Ibid, pages 263-264.

                                 Cecil Lawson, "Outside Arras" (c. 1917)

Many poems have been written in memory of Edward Thomas.  My favorite is by his friend Walter de la Mare.  As I have noted before, the poem is remarkable in conveying (in eight short lines) the pain of the loss suffered by those who knew and loved Thomas, as well as something essential about Thomas himself.

                 To E. T.: 1917

You sleep too well -- too far away,
   For sorrowing word to soothe or wound;
Your very quiet seems to say
   How longed-for a peace you have found.

Else, had not death so lured you on,
   You would have grieved -- 'twixt joy and fear --
To know how my small loving son
   Had wept for you, my dear.

Walter de la Mare, Motley and Other Poems (1918).

                                       Cecil Lawson, "Arras" (c. 1917)


Anonymous said...

I haven't commented in a while, but check your blog each day. Thank you for this remembrance of Edward Thomas, who I came to know through Robert Frost and have cherished for some years now. It is especially fitting on Easter when we ponder redemption after sacrifice. I appreciate the effort you put into this.

Edward Bauer

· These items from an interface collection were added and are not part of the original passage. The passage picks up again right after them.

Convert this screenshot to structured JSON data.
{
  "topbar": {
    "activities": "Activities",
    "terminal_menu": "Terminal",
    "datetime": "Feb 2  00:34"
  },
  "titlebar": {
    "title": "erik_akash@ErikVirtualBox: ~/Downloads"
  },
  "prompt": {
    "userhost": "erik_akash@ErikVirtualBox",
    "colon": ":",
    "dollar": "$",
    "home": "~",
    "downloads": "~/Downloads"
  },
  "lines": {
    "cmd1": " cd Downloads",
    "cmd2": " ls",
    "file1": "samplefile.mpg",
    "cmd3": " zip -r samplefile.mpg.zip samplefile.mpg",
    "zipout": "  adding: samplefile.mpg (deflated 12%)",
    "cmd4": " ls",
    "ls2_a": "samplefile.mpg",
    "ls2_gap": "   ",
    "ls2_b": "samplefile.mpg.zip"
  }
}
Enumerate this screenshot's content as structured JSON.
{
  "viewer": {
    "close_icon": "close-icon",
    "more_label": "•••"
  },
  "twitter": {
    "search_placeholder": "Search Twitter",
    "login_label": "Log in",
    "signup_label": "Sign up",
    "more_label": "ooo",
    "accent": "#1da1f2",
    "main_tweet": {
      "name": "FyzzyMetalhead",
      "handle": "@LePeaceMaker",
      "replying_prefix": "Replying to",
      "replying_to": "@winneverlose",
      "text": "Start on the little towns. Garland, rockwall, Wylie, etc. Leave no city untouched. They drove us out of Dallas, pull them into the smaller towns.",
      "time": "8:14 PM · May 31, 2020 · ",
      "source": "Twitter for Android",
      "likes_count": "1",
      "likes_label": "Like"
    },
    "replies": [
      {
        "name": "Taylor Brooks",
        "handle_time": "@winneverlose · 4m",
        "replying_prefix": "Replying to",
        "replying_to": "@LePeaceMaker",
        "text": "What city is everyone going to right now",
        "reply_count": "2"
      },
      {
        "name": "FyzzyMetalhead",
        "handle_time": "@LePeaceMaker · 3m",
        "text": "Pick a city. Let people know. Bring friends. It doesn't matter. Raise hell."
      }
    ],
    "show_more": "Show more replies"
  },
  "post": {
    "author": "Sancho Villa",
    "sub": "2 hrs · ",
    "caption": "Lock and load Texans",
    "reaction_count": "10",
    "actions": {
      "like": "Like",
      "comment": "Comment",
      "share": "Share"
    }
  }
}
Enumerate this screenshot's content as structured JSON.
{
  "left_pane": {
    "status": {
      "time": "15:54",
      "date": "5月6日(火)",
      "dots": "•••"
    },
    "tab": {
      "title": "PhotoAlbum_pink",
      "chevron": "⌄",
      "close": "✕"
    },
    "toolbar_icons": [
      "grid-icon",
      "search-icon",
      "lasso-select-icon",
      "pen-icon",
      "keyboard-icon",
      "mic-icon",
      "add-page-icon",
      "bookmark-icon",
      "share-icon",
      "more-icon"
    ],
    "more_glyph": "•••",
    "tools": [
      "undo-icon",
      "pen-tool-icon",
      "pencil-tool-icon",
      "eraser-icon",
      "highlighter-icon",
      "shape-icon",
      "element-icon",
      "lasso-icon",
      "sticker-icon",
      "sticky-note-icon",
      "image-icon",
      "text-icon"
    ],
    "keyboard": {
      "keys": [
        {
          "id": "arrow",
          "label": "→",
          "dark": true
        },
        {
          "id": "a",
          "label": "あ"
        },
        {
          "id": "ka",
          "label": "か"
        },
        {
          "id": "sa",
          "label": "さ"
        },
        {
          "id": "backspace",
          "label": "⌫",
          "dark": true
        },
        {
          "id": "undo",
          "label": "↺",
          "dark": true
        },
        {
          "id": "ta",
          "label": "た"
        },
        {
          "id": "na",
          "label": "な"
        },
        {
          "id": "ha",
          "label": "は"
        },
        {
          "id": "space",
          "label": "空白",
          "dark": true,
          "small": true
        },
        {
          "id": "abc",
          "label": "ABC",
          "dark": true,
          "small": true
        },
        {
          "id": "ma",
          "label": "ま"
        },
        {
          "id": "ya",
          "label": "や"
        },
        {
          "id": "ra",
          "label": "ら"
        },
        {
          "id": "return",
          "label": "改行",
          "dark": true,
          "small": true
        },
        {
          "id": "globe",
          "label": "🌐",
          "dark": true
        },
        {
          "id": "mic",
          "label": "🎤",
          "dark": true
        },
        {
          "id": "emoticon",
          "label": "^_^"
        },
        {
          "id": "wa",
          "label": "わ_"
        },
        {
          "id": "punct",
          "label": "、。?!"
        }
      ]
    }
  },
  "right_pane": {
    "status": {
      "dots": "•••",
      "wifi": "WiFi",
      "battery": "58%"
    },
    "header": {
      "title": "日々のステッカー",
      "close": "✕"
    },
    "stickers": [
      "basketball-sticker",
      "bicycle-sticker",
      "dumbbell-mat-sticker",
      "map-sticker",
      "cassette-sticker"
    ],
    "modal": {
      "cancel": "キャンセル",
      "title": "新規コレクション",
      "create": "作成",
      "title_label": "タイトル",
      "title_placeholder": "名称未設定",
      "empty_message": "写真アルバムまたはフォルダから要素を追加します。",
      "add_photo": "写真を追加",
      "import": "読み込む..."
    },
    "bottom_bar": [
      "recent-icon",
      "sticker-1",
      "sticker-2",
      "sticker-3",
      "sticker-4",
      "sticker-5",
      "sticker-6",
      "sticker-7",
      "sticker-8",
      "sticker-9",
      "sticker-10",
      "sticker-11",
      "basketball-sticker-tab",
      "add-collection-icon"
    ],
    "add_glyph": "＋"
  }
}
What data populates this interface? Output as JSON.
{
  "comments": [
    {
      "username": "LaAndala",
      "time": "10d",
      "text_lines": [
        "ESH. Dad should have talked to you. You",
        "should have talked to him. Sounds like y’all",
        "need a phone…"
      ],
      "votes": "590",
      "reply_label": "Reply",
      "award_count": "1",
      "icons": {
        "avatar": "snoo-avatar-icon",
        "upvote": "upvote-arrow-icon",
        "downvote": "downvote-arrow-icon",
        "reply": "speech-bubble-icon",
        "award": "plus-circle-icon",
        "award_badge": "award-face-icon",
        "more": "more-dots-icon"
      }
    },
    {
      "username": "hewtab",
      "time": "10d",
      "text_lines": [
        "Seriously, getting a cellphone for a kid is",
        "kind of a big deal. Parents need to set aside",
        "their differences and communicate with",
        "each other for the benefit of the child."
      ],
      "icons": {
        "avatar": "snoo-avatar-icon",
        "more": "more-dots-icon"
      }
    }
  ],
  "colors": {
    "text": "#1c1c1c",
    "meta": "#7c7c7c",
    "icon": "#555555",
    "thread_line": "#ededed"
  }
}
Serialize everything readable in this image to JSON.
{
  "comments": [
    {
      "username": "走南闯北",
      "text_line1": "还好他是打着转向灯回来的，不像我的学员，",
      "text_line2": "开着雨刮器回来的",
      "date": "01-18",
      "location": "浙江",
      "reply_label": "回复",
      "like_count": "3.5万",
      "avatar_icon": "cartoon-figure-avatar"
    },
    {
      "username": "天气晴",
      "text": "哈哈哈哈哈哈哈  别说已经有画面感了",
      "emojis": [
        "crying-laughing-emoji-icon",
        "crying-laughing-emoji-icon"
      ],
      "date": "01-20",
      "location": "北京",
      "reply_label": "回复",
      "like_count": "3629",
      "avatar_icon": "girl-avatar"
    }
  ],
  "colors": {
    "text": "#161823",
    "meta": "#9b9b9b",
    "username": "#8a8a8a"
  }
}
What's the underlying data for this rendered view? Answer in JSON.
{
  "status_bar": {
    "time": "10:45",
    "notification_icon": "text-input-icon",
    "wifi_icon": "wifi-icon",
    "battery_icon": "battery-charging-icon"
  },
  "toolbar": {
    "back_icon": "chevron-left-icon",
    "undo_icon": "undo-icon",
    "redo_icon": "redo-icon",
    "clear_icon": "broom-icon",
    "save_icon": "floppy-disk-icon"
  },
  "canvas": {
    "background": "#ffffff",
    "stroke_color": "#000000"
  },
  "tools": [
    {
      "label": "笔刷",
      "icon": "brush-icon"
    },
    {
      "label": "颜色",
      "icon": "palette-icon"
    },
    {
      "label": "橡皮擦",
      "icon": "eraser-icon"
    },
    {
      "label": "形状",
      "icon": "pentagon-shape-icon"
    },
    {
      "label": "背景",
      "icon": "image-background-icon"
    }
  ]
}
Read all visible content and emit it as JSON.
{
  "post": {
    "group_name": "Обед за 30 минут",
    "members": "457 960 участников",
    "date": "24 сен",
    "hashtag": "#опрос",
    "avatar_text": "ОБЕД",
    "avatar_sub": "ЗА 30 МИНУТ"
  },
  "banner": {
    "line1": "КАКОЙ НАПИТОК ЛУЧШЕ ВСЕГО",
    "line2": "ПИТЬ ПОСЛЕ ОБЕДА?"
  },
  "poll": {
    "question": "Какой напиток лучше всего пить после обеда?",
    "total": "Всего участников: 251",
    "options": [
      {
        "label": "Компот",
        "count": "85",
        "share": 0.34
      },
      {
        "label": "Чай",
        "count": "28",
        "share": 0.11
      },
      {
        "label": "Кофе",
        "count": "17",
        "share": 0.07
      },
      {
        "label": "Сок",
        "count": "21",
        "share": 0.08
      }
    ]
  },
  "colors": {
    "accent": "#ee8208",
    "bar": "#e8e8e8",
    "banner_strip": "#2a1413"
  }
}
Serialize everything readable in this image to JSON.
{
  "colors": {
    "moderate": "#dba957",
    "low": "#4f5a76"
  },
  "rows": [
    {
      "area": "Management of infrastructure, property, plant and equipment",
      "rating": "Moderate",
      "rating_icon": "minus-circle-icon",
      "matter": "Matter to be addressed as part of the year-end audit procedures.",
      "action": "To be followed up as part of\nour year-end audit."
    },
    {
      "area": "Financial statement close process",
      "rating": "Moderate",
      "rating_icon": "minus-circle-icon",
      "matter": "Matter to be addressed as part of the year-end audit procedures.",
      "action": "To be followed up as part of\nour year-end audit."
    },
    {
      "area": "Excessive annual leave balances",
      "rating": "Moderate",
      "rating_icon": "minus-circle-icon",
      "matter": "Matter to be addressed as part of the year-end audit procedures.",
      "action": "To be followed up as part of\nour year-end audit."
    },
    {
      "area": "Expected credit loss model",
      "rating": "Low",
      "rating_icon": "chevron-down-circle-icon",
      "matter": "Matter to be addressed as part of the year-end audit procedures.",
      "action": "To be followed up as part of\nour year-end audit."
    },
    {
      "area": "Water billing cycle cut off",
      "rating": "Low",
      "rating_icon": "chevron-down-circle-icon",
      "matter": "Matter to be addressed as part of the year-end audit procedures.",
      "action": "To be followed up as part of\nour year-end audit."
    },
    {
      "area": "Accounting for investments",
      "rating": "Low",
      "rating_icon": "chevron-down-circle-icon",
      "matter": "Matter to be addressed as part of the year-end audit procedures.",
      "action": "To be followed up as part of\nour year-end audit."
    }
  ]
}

Stephen Pentz said...

Mr. Bauer: thank you for your thoughts about Edward Thomas. I'm happy that you stopped by again, and I greatly appreciate your kind words.

Deb said...

In my recently acquired Collected Poems (Walter de la Mare), the poem in memory of Edward Thomas is immediately followed by this one...

Sotto Voce

To Edward Thomas

The haze of noon wanned silver-grey,
The soundless mansion of the sun;
The air made visible in his ray,
Like molten glass from furnace run,
Quivered o'er heat-baked turf and stone
And the flower of the gorse burned on —
Burned softly as gold of a child's fair hair
Along each spiky spray, and shed
Almond-like incense in the air
Whereon our senses fed.

At foot — a few sparse harebells: blue
And still as were the friend's dark eyes
That dwelt on mine, transfixèd through
With sudden ecstatic surmise.

'Hst!' he cried softly, smiling, and lo,
Stealing amidst that maze gold-green,
I heard a whispering music flow
From guileful throat of bird, unseen: —
So delicate, the straining ear
Scarce carried its faint syllabling
Into a heart caught-up to hear
That inmost pondering
Of bird-like self with self. We stood,
In happy trance-like solitude,
Hearkening a lullay grieved and sweet —
As when on isle uncharted beat
'Gainst coral at the palm-tree's root,
With brine-clear, snow-white foam afloat,
The wailing, not of water or wind —
A husht, far, wild, divine lament,
When Prospero his wizardry bent
Winged Ariel to bind....

Then silence, and o'er-flooding noon.
I raised my head; smiled too. And he —
Moved his great hand, the magic gone —
Gently amused to see
My ignorant wonderment. He sighed.
'It was a nightingale,' he said,
'That sotto voce cons the song
He'll sing when dark is spread;
And Night's vague hours are sweet and long,
And we are laid abed.'

Walter de la Mare

Stephen Pentz said...

Deb: Yes, "Sotto Voce" is lovely, isn't it? Like "To E. T.: 1917," I think that it captures perfectly the essence of Thomas's personality. De la Mare's sorrow is piercing in each poem, but in an understated way. Very touching. "To E. T." always brings a tear to my eye when I read it.

Thank you very much for stopping by again, and for sharing the poem.